▶ [What the task requires]:
Return all lines of the listing below that carry the word "true".

▶ [Recorded data]:
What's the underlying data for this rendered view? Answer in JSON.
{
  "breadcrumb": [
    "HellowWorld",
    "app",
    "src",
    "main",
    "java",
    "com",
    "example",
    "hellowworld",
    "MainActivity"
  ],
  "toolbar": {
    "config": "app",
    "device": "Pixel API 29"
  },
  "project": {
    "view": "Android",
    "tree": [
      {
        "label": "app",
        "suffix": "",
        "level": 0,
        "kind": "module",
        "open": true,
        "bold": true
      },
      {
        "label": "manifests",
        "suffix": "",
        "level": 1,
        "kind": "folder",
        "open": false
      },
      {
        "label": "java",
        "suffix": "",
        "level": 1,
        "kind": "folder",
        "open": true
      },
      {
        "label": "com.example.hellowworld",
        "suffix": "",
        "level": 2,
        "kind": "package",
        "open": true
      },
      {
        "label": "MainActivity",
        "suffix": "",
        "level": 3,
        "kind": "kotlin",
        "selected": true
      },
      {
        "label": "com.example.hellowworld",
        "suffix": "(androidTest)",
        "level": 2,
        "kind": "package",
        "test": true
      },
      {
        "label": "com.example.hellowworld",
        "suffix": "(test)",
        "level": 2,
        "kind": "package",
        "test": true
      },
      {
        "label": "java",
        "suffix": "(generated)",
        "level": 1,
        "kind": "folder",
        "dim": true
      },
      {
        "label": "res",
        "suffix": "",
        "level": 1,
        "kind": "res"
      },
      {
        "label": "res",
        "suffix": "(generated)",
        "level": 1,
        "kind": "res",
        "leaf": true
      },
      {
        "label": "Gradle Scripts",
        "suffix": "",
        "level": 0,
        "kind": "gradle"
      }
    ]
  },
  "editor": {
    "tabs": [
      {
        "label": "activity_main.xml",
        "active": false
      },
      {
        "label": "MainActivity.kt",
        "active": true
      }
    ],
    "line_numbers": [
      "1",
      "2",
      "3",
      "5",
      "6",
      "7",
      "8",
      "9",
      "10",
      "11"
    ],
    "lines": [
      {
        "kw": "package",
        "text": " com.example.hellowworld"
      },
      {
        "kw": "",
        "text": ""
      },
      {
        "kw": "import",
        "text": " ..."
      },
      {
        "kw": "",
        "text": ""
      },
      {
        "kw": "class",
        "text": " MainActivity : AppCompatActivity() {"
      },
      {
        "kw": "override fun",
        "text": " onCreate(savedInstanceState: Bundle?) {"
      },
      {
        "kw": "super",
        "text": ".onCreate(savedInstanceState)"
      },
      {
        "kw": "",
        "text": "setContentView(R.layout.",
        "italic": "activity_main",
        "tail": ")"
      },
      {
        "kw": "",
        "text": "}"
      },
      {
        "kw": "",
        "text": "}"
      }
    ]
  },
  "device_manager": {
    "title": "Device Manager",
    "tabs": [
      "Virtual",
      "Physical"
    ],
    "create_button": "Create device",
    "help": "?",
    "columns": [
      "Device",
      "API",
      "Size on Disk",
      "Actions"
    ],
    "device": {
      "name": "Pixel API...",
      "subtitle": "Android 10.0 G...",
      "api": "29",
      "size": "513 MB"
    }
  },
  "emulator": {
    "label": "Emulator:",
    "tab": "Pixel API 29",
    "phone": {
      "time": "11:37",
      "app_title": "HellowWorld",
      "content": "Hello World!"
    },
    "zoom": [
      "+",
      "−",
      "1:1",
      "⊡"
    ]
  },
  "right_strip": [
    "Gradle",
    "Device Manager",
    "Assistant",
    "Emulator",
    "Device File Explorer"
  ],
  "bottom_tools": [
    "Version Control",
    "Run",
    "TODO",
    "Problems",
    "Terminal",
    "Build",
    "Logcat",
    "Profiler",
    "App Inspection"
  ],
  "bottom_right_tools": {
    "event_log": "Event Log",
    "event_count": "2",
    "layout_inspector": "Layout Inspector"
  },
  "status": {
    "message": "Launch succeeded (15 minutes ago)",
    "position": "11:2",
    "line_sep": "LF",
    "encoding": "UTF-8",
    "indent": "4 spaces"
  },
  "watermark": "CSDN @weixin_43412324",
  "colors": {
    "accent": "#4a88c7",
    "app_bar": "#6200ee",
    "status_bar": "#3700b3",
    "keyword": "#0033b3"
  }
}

▶ [Output for this task]:
        "open": true,
        "bold": true
        "open": true
        "open": true
        "selected": true
        "test": true
        "test": true
        "dim": true
        "leaf": true
        "active": true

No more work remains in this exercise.